It’s been a while since I posted a two-biter on this blog. Here’s one that happened on QCOM, an old friend (by which I mean a stock that’s been on my core list for years, not a favourite, because of course we don’t have favourites!):
This trade was never great from the start, with the price dithering and going sideways. Still, QCOM is a stock I’ve traded for many years and is generally quite predictable and reliable. Also, chip makers were heading south in general (we never look at a chart in isolation). So the entry was worth the risk, and indeed for a few minutes it all looked okay.
Then momentum faded. Rather than hope it might turn around, the strategy says exit (and the golden rule says never let a profitable trade turn into a losing one). So I was out with a paltry 14 cents / share. Still, $140 is better than a kick in the teeth, and provides a buffer for another entry should one come along.
And indeed one did come along, less than ten minutes later. With momentum picking up again, and the buffer of the previous trade, the risk on the new trade was very low. This time things dropped further and faster. The final exit came when momentum turned, giving a profit on the second bite of 74 cents, so $880 combined.

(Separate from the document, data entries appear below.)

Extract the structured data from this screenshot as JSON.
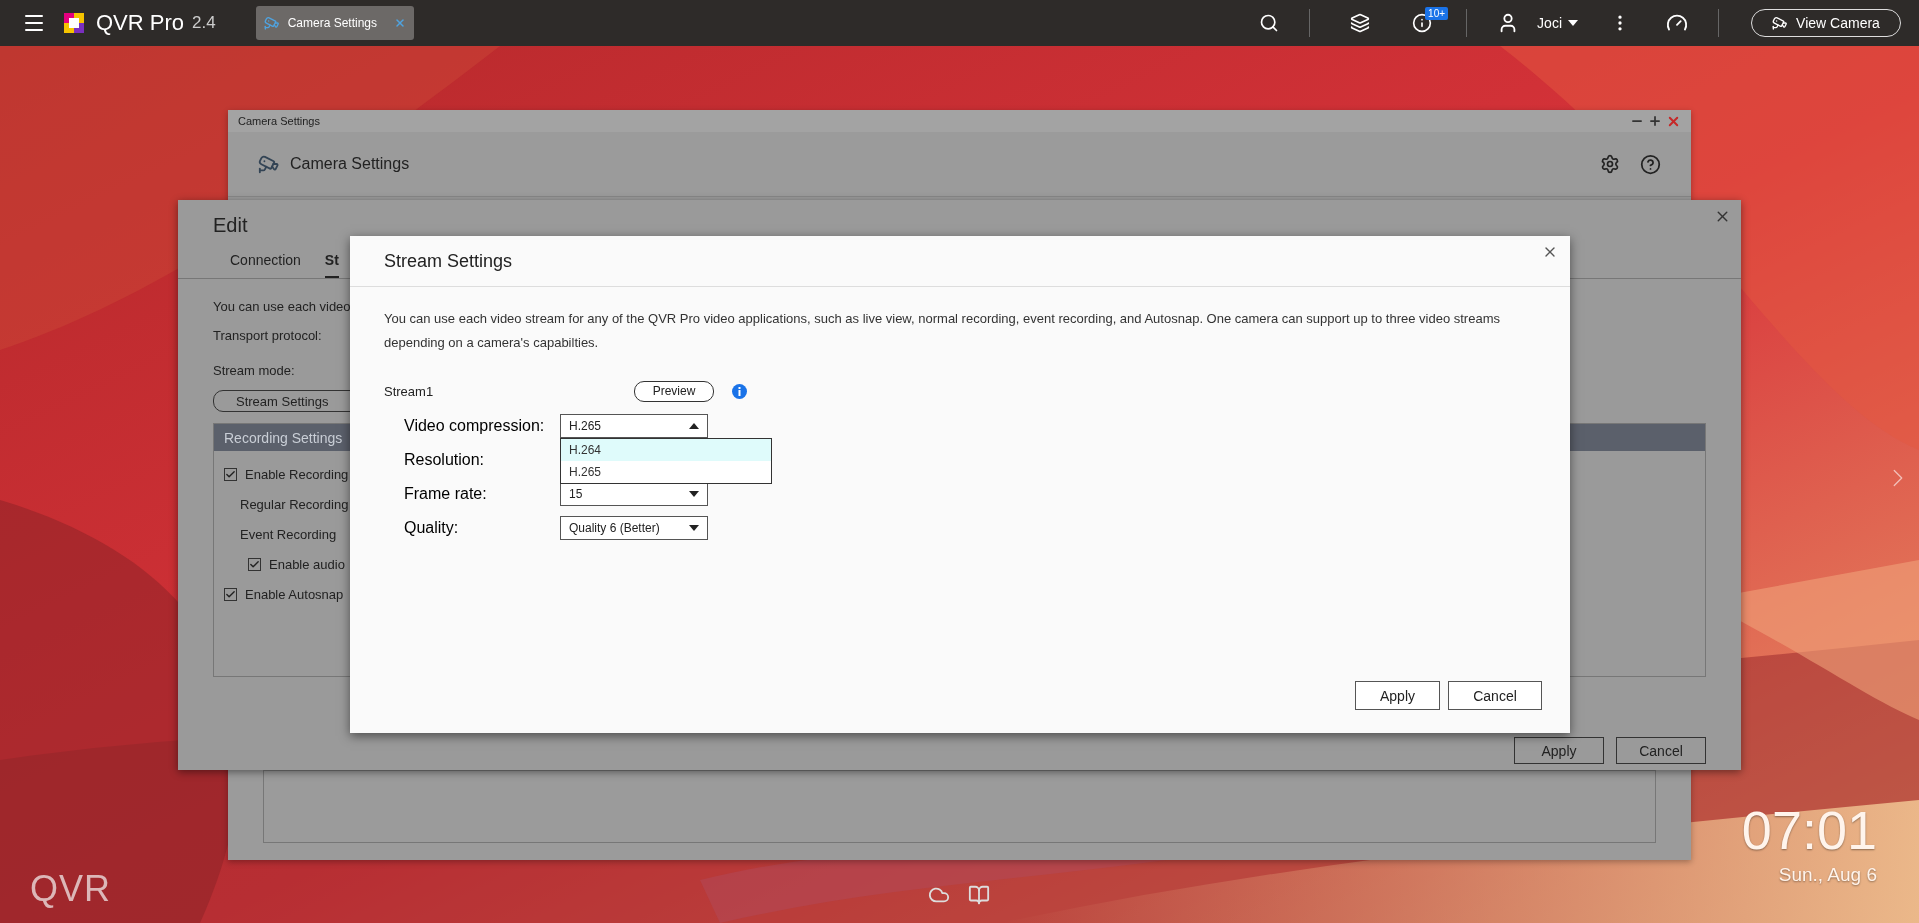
{
  "top_bar": {
    "app_name": "QVR Pro",
    "version": "2.4",
    "tabs": [
      {
        "label": "Camera Settings",
        "selected": true
      }
    ],
    "notification_badge": "10+",
    "user": "Joci",
    "view_camera": "View Camera"
  },
  "camera_settings_window": {
    "title": "Camera Settings",
    "header": "Camera Settings"
  },
  "edit_dialog": {
    "title": "Edit",
    "tabs": [
      {
        "label": "Connection",
        "selected": false
      },
      {
        "label": "St",
        "selected": true
      }
    ],
    "intro": "You can use each video",
    "labels": [
      "Transport protocol:",
      "Stream mode:"
    ],
    "stream_settings_button": "Stream Settings",
    "recording_panel": {
      "title": "Recording Settings",
      "items": [
        {
          "kind": "checkbox",
          "label": "Enable Recording",
          "checked": true,
          "children": [
            {
              "kind": "text",
              "label": "Regular Recording"
            },
            {
              "kind": "text",
              "label": "Event Recording"
            },
            {
              "kind": "checkbox",
              "label": "Enable audio",
              "checked": true
            }
          ]
        },
        {
          "kind": "checkbox",
          "label": "Enable Autosnap",
          "checked": true
        }
      ]
    },
    "buttons": [
      "Apply",
      "Cancel"
    ]
  },
  "stream_dialog": {
    "title": "Stream Settings",
    "description": "You can use each video stream for any of the QVR Pro video applications, such as live view, normal recording, event recording, and Autosnap. One camera can support up to three video streams depending on a camera's capabilties.",
    "stream_name": "Stream1",
    "preview_button": "Preview",
    "fields": [
      {
        "label": "Video compression:",
        "value": "H.265",
        "open": true,
        "options": [
          {
            "label": "H.264",
            "highlighted": true
          },
          {
            "label": "H.265",
            "highlighted": false
          }
        ]
      },
      {
        "label": "Resolution:"
      },
      {
        "label": "Frame rate:",
        "value": "15",
        "open": false
      },
      {
        "label": "Quality:",
        "value": "Quality 6 (Better)",
        "open": false
      }
    ],
    "buttons": [
      "Apply",
      "Cancel"
    ]
  },
  "clock": {
    "time": "07:01",
    "date": "Sun., Aug 6"
  },
  "desktop_logo": "QVR"
}
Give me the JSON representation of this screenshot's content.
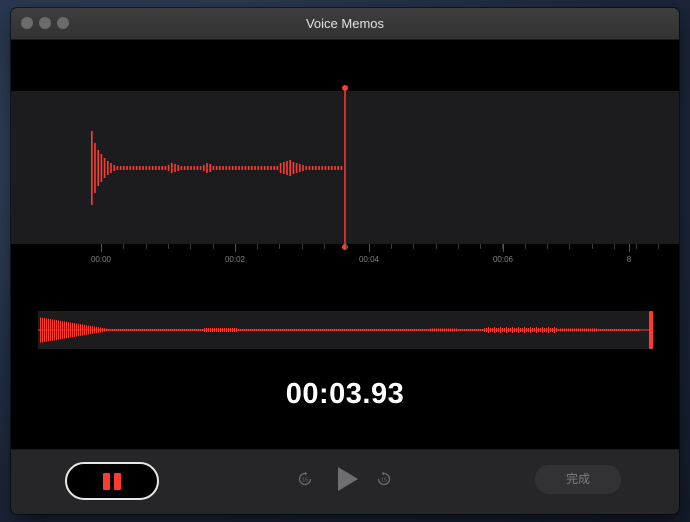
{
  "window": {
    "title": "Voice Memos"
  },
  "timeline": {
    "tick_labels": [
      "00:00",
      "00:02",
      "00:04",
      "00:06",
      "8"
    ]
  },
  "recording": {
    "elapsed_time": "00:03.93"
  },
  "controls": {
    "done_label": "完成",
    "skip_seconds": "15"
  },
  "colors": {
    "accent": "#ff3b30",
    "wave_panel": "#1c1c1e",
    "control_bar": "#262628"
  },
  "icons": {
    "pause": "pause-icon",
    "play": "play-icon",
    "skip_back": "skip-back-15-icon",
    "skip_forward": "skip-forward-15-icon"
  }
}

People often tell me they get stopped out of trades (which is a problem, because we shouldn’t use stops as exits), and that they then watch in horror as a few minutes later the price goes their way. I’m always puzzled by this. It’s as if people have some kind of rule that says when you’ve had a losing trade on a stock you can’t trade it again for the rest of the session. It’s like a loss (or break even, or smaller than expected win) somehow makes a stock temporarily toxic — to be avoided until the poison wears off. But that’s a folly. A good setup is a good setup regardless of what came before. I never rule out a stock because I might have taken a loss on it earlier. There are many other reasons I might miss a second bite at the cherry, but a disappointing first entry is never one of them.